At the age of nine, I was nominated the next Rosie O’Donnell for my fourth-grade class superlatives. In the sixth grade, I made a gossip magazine on Microsoft Word about my classmates. When I got into middle school, I tested out the school paper and continued it every semester until I graduated high school. I can remember sitting at the lunch table with my best friend and planning the magazine we’d someday own.
I Don’t Want Fame; I Just Want to Write
It is all I have wanted since before I can remember: move out to Los Angeles, interview celebrities on the red carpet, write for Rolling Stone magazine, have my own talk show. This has always been the dream I’ve carried around with me. That’s it. There is no plan B.
And now I’m 20-years-old, a little over a year away from graduation, and scared shitless.

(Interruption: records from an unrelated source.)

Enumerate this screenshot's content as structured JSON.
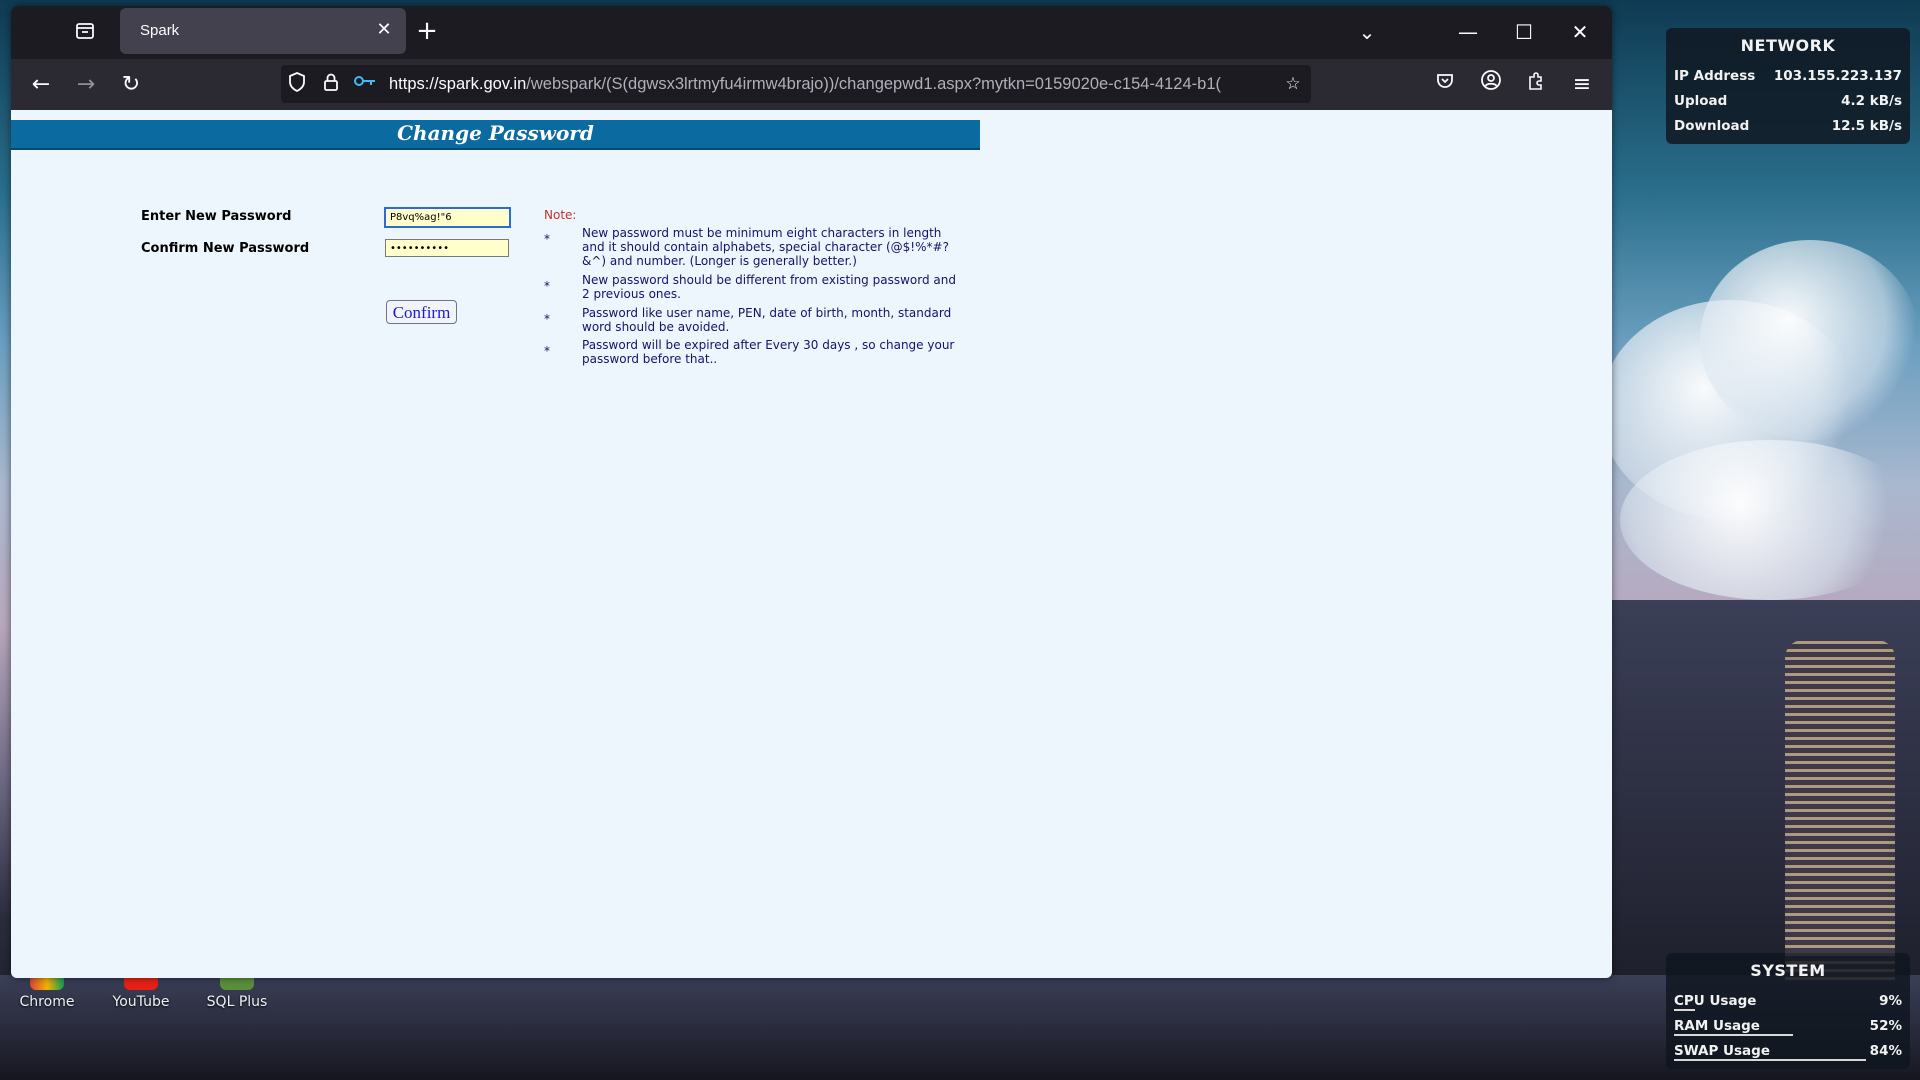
{
  "browser": {
    "tab_title": "Spark",
    "url_host": "https://spark.gov.in",
    "url_path": "/webspark/(S(dgwsx3lrtmyfu4irmw4brajo))/changepwd1.aspx?mytkn=0159020e-c154-4124-b1("
  },
  "page": {
    "title": "Change Password",
    "new_password_label": "Enter New Password",
    "new_password_value": "P8vq%ag!\"6",
    "confirm_password_label": "Confirm New Password",
    "confirm_password_value": "••••••••••",
    "confirm_button": "Confirm",
    "note_label": "Note:",
    "notes": [
      "New password  must be minimum eight characters in length and it should contain alphabets, special character (@$!%*#?&^) and number. (Longer is generally better.)",
      "New password should be different from existing password and 2 previous ones.",
      "Password like user name, PEN, date of birth, month, standard word should be avoided.",
      "Password will be expired after Every 30 days , so change your password before that.."
    ],
    "bullet": "*"
  },
  "desktop": {
    "icons": [
      {
        "label": "Chrome"
      },
      {
        "label": "YouTube"
      },
      {
        "label": "SQL Plus"
      }
    ]
  },
  "network_widget": {
    "title": "NETWORK",
    "rows": [
      {
        "label": "IP Address",
        "value": "103.155.223.137"
      },
      {
        "label": "Upload",
        "value": "4.2 kB/s"
      },
      {
        "label": "Download",
        "value": "12.5 kB/s"
      }
    ]
  },
  "system_widget": {
    "title": "SYSTEM",
    "rows": [
      {
        "label": "CPU Usage",
        "value": "9%",
        "level": 0.09
      },
      {
        "label": "RAM Usage",
        "value": "52%",
        "level": 0.52
      },
      {
        "label": "SWAP Usage",
        "value": "84%",
        "level": 0.84
      }
    ]
  }
}
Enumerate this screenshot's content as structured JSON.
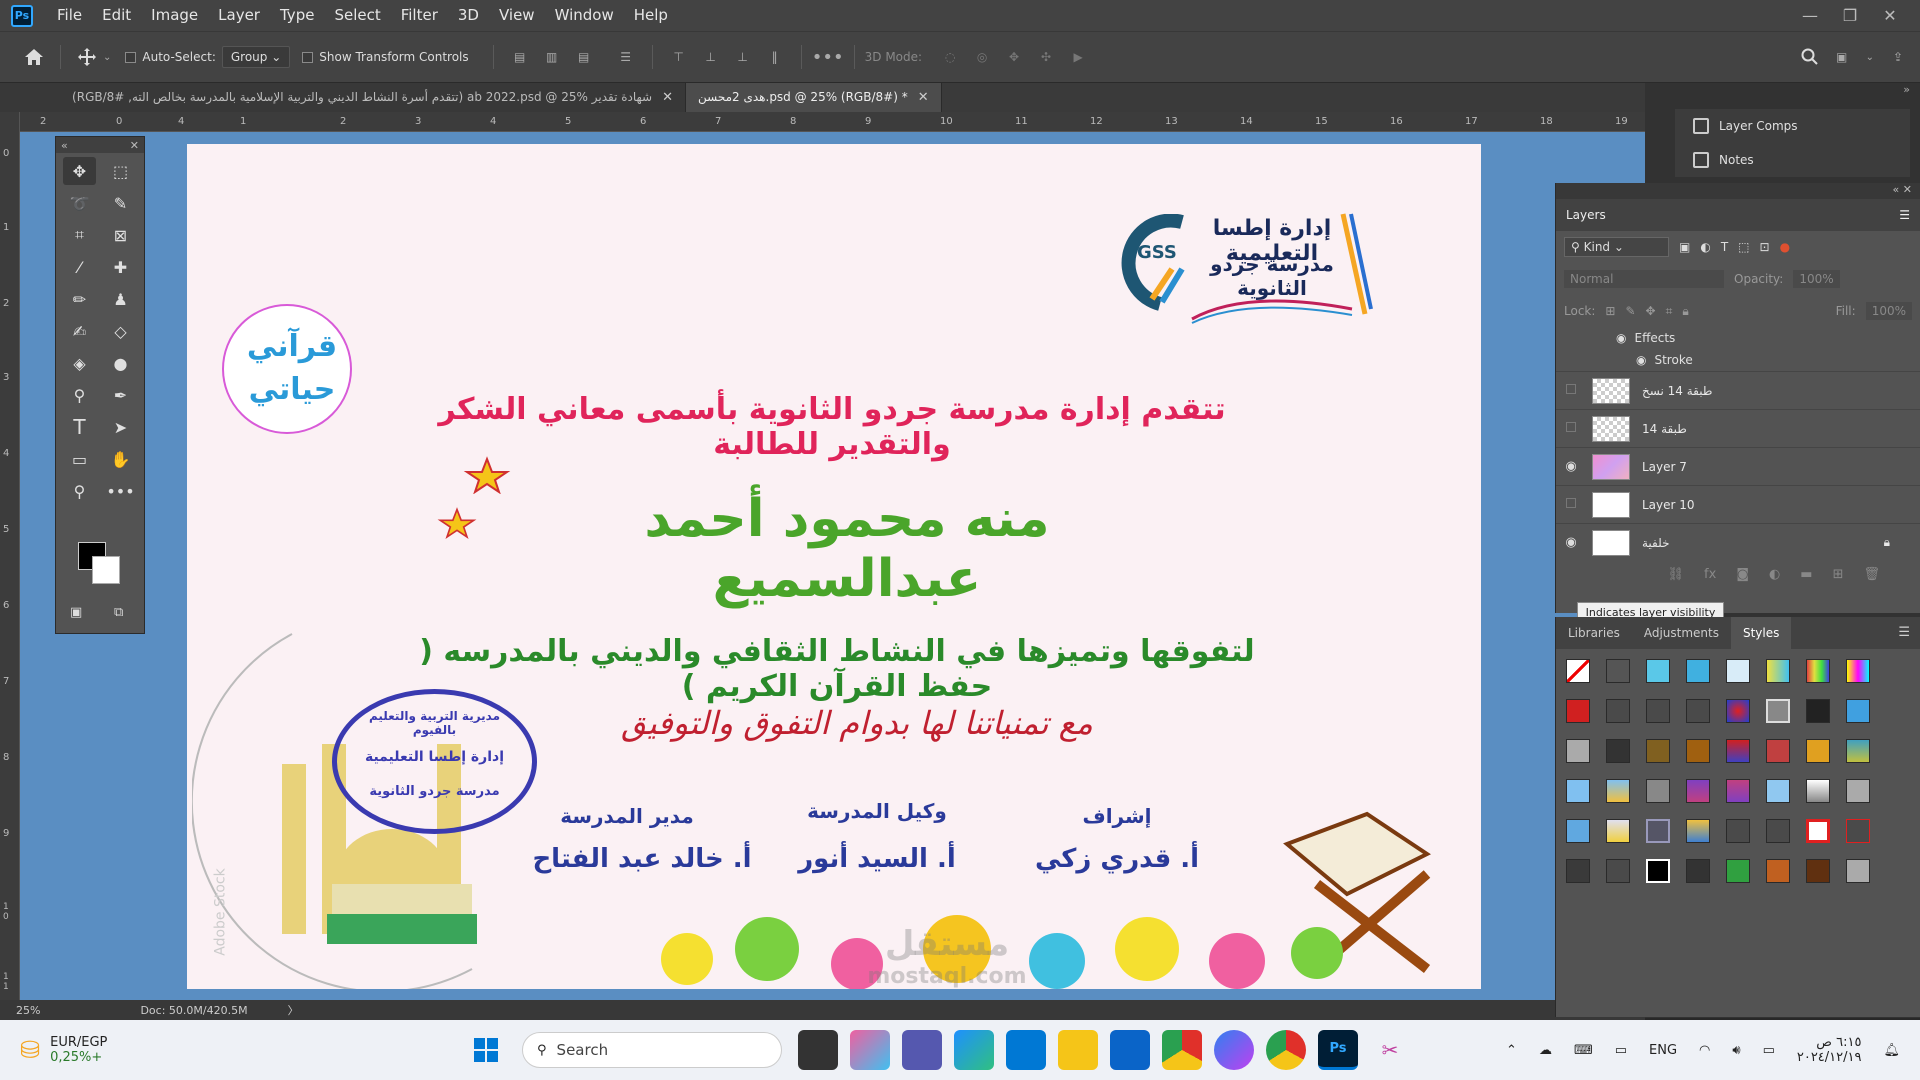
{
  "app": {
    "logo": "Ps"
  },
  "menu": [
    "File",
    "Edit",
    "Image",
    "Layer",
    "Type",
    "Select",
    "Filter",
    "3D",
    "View",
    "Window",
    "Help"
  ],
  "window_controls": {
    "minimize": "—",
    "restore": "❐",
    "close": "✕"
  },
  "options_bar": {
    "auto_select_label": "Auto-Select:",
    "auto_select_value": "Group",
    "show_transform_label": "Show Transform Controls",
    "three_d_mode": "3D Mode:"
  },
  "tabs": [
    {
      "label": "شهادة تقدير ab 2022.psd @ 25% (تتقدم أسرة النشاط الديني والتربية الإسلامية بالمدرسة بخالص الته, RGB/8#)"
    },
    {
      "label": "هدى 2محسن.psd @ 25% (RGB/8#) *"
    }
  ],
  "rulers": {
    "top": [
      "2",
      "0",
      "2",
      "4",
      "1",
      "2",
      "3",
      "4",
      "5",
      "6",
      "7",
      "8",
      "9",
      "10",
      "11",
      "12",
      "13",
      "14",
      "15",
      "16",
      "17",
      "18",
      "19"
    ],
    "left": [
      "0",
      "1",
      "2",
      "3",
      "4",
      "5",
      "6",
      "7",
      "8",
      "9",
      "1 0",
      "1 1"
    ]
  },
  "document": {
    "logo_line1": "إدارة إطسا التعليمية",
    "logo_line2": "مدرسة جردو الثانوية",
    "logo_badge": "GSS",
    "quran_line1": "قرآني",
    "quran_line2": "حياتي",
    "heading": "تتقدم إدارة مدرسة جردو الثانوية  بأسمى معاني الشكر والتقدير للطالبة",
    "student_name": "منه محمود أحمد عبدالسميع",
    "reason": "لتفوقها وتميزها في النشاط الثقافي والديني بالمدرسه  ( حفظ القرآن الكريم )",
    "wish": "مع تمنياتنا لها بدوام التفوق والتوفيق",
    "stamp_line1": "مديرية التربية والتعليم بالفيوم",
    "stamp_line2": "إدارة إطسا التعليمية",
    "stamp_line3": "مدرسة جردو الثانوية",
    "watermark": "Adobe Stock",
    "sig_supervisor_title": "إشراف",
    "sig_supervisor_name": "أ. قدري زكي",
    "sig_deputy_title": "وكيل المدرسة",
    "sig_deputy_name": "أ. السيد أنور",
    "sig_principal_title": "مدير المدرسة",
    "sig_principal_name": "أ. خالد عبد الفتاح",
    "site_watermark": "مستقل",
    "site_watermark_url": "mostaql.com"
  },
  "status": {
    "zoom": "25%",
    "doc_info": "Doc: 50.0M/420.5M",
    "arrow": "〉"
  },
  "right_panel": {
    "items": [
      "Layer Comps",
      "Notes"
    ]
  },
  "layers": {
    "title": "Layers",
    "filter_kind": "Kind",
    "blend_mode": "Normal",
    "opacity_label": "Opacity:",
    "opacity_value": "100%",
    "lock_label": "Lock:",
    "fill_label": "Fill:",
    "fill_value": "100%",
    "effects_label": "Effects",
    "stroke_label": "Stroke",
    "rows": [
      {
        "name": "طبقة 14 نسخ",
        "visible": false
      },
      {
        "name": "طبقة 14",
        "visible": false
      },
      {
        "name": "Layer 7",
        "visible": true
      },
      {
        "name": "Layer 10",
        "visible": false
      },
      {
        "name": "خلفية",
        "visible": true
      }
    ],
    "tooltip": "Indicates layer visibility"
  },
  "styles_panel": {
    "tabs": [
      "Libraries",
      "Adjustments",
      "Styles"
    ]
  },
  "taskbar": {
    "stock_name": "EUR/EGP",
    "stock_change": "0,25%+",
    "search_label": "Search",
    "lang": "ENG",
    "time": "٦:١٥ ص",
    "date": "٢٠٢٤/١٢/١٩"
  }
}
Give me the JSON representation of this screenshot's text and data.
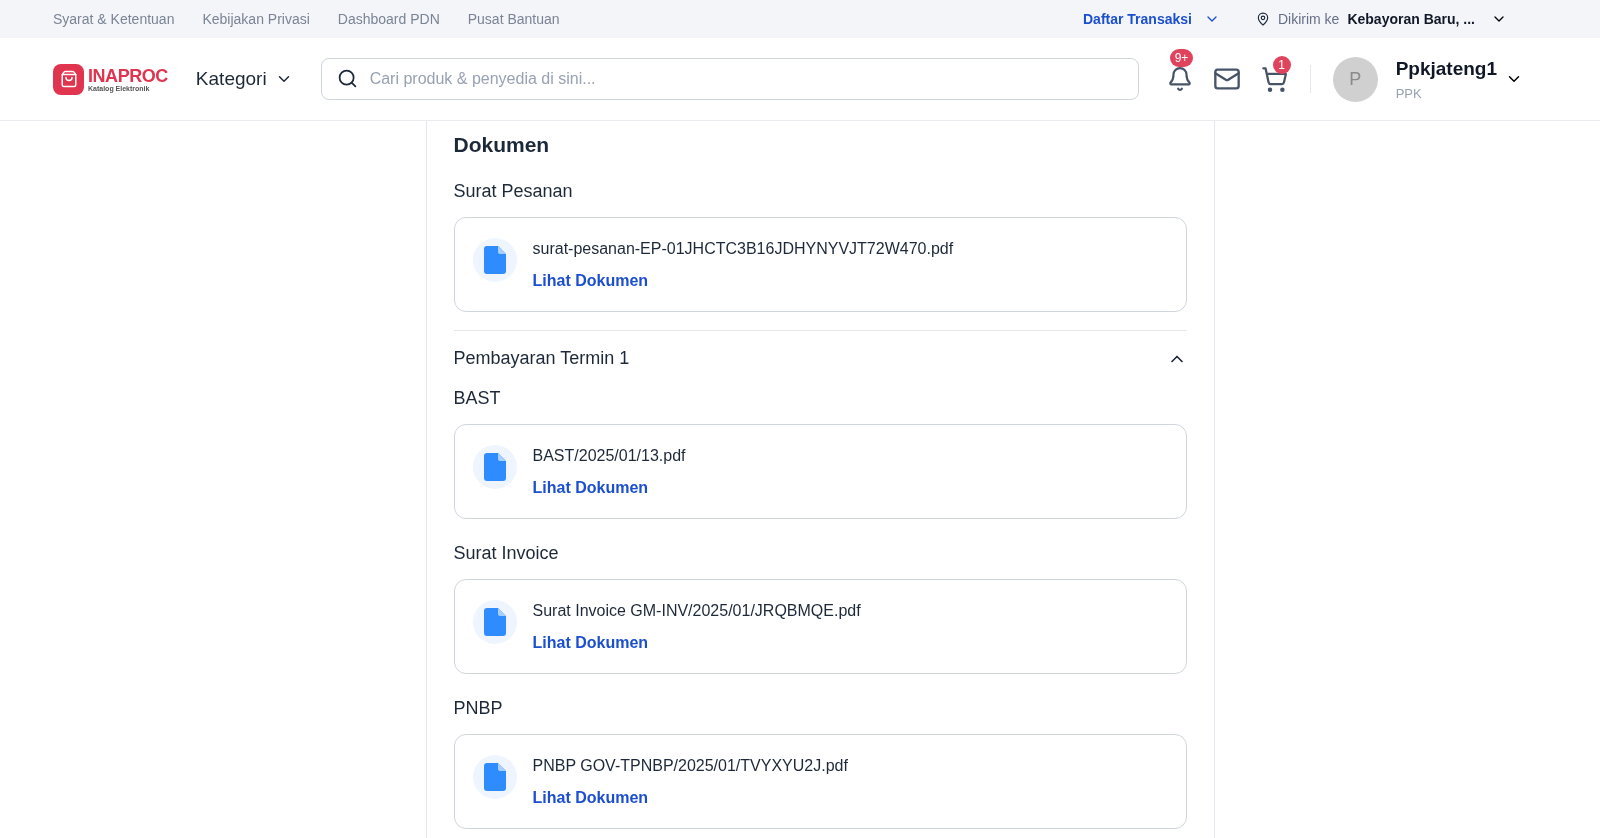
{
  "top_links": [
    "Syarat & Ketentuan",
    "Kebijakan Privasi",
    "Dashboard PDN",
    "Pusat Bantuan"
  ],
  "transactions_menu": "Daftar Transaksi",
  "delivery": {
    "label": "Dikirim ke",
    "location": "Kebayoran Baru, ..."
  },
  "logo": {
    "name": "INAPROC",
    "tagline": "Katalog Elektronik"
  },
  "category_menu": "Kategori",
  "search": {
    "placeholder": "Cari produk & penyedia di sini..."
  },
  "notifications_badge": "9+",
  "cart_badge": "1",
  "user": {
    "initial": "P",
    "name": "Ppkjateng1",
    "role": "PPK"
  },
  "section_title": "Dokumen",
  "order_group": {
    "title": "Surat Pesanan",
    "files": [
      {
        "name": "surat-pesanan-EP-01JHCTC3B16JDHYNYVJT72W470.pdf",
        "link": "Lihat Dokumen"
      }
    ]
  },
  "payment": {
    "title": "Pembayaran Termin 1",
    "expanded": true,
    "groups": [
      {
        "title": "BAST",
        "files": [
          {
            "name": "BAST/2025/01/13.pdf",
            "link": "Lihat Dokumen"
          }
        ]
      },
      {
        "title": "Surat Invoice",
        "files": [
          {
            "name": "Surat Invoice GM-INV/2025/01/JRQBMQE.pdf",
            "link": "Lihat Dokumen"
          }
        ]
      },
      {
        "title": "PNBP",
        "files": [
          {
            "name": "PNBP GOV-TPNBP/2025/01/TVYXYU2J.pdf",
            "link": "Lihat Dokumen"
          }
        ]
      }
    ]
  }
}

All of my friends are after jobs that are just within their grasp. They want to be an accountant, a nurse, or a manager of a retail store. I want a job in a career field that pays next to nothing. I want to leave everything I know and move hundreds of miles away to a three hundred square foot apartment. I want to achieve something that could be impossible and send me back to South Carolina, broke, with my tail between my legs in shame.
I tell people my dream and I can practically see them wanting to reach out to pat my head, humoring me like I’m a three-year-old telling them I want to be an astronaut or a cowgirl. They don’t think that I—someone who has always depended on her parents and has never been away from home—will be able to do this. You know what, maybe they are right. I could end up at a desk job, working from 9 to 5 with a husband and couple of kids. It wouldn’t be the worst life, but it’s this thought that keeps me up at night, terrified that there won’t be anything more for me.
Like I said, there is no plan B. In a year and a half, I’m taking whatever money is in my pocket and moving into that small studio apartment without knowing a single soul within hundreds of miles. Hopefully in a few years you’ll see me with a microphone on the red carpet or my byline in Rolling Stone. If not, at least I tried. That’s more than most could say.